"Rob Murphy experimenting
with prototype dive legs
only 4 months after his accident!!!"
Cheers Matt
"It feels great to finally
be diving again with friends,
and getting some of my life back"
Rob Murphy
'When we were finally able to get started,
AneMary took right to the leg.
I used one of my proprietary suction
designs and it worked great.
She looked up at herself in the mirror
and I saw that bright smile of hers.
The next time I saw her, she just walked in
.. no walker, no canes…'
Matt & AneMary
"Little Jeff showing off
his new power ranger prosthesis,
losing his first tooth and learning
how to ride his bike all in one week!"
Matt and Scott show off
a Guy Harvey design on a socket.
Patients love the custom
patterns we can create
for their prosthesis.
Matt & Scott
1 2 3 4 5


There are many forms of suspending (attaching) your prosthesis and there are pro’s and con’s to each method. The difficulty is that the socket must apply forces through your soft tissue to your skeletal structure which bears your weight. Soft tissue has some mobility. Just grab your arm or leg with your hand and move your hand around. See how much the tissue moves.
I get past that mobility by connecting the socket as intimately as possible. Any movement between the limb and socket results in loss of control and friction.
Maximum suspension like VASS (vacuum assisted suction socket) and true suction are not for everyone. Choosing a suspension method depends on your life style, your value of convenience, and your value of control/ function. It also depends on your body and soft tissue. 

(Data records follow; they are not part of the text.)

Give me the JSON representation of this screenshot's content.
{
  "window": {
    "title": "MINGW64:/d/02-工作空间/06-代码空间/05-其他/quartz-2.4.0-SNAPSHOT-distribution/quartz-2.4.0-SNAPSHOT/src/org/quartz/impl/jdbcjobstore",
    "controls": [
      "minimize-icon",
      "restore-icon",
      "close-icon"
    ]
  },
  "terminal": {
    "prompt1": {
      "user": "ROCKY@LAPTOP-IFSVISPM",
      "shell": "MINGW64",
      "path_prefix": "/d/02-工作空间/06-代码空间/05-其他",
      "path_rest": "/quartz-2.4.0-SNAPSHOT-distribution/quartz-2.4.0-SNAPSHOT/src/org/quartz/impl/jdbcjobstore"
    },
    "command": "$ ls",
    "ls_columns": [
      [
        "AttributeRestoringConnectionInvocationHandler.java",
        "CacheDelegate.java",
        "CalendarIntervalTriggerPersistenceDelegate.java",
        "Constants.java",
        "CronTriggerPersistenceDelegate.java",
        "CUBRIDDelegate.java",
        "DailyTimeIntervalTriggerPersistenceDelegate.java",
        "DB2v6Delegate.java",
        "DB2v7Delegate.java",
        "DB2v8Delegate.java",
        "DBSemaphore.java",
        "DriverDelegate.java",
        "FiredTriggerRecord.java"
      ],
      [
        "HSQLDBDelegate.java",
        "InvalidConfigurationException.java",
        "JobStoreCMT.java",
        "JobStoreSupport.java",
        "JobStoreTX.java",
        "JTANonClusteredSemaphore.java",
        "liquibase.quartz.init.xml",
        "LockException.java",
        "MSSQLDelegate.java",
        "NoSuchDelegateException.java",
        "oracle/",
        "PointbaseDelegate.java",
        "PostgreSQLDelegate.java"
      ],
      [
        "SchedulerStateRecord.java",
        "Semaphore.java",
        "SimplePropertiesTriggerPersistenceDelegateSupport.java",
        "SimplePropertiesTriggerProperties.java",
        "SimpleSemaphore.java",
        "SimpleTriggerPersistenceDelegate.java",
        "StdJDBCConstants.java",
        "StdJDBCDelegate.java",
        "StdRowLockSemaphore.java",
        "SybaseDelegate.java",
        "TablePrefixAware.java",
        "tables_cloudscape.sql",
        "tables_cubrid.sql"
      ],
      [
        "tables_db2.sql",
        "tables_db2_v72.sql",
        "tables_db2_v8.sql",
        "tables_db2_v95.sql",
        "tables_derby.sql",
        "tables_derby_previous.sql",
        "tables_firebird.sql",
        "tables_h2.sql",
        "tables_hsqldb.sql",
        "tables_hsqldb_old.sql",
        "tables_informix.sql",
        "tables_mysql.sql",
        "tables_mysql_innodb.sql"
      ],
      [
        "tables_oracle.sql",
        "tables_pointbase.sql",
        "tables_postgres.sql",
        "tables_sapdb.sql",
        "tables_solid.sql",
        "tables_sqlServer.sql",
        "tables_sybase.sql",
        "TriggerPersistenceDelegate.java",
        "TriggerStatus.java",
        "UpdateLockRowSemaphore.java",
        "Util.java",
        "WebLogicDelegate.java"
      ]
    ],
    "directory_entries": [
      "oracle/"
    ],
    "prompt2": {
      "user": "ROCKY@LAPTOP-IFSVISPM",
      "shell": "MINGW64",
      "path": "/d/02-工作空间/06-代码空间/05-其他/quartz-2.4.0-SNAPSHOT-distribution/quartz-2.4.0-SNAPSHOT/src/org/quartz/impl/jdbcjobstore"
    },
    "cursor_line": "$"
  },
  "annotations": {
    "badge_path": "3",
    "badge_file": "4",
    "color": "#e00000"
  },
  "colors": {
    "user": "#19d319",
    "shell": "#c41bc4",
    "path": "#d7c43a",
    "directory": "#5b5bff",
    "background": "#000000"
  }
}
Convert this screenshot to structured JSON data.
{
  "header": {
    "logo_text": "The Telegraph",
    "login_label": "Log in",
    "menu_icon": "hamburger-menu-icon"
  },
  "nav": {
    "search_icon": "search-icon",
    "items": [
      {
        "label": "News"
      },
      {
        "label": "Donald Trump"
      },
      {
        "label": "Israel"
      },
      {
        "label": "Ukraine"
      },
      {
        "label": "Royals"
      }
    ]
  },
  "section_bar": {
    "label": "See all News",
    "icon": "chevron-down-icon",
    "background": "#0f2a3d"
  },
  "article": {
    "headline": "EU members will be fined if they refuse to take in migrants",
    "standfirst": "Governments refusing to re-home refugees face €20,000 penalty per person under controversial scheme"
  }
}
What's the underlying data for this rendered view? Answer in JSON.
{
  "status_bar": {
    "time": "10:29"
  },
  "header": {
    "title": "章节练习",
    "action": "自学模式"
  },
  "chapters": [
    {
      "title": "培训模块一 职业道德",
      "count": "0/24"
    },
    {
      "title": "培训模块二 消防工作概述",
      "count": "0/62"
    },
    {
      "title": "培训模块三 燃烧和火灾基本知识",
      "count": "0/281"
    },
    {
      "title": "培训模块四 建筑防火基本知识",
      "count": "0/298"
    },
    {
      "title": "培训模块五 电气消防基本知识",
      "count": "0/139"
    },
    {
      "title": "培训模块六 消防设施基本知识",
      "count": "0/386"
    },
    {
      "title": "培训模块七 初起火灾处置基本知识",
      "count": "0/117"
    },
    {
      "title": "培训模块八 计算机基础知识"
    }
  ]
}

Since this is such an important part of your prosthesis, we devote plenty of time to this topic in your evaluation.

  • Suspension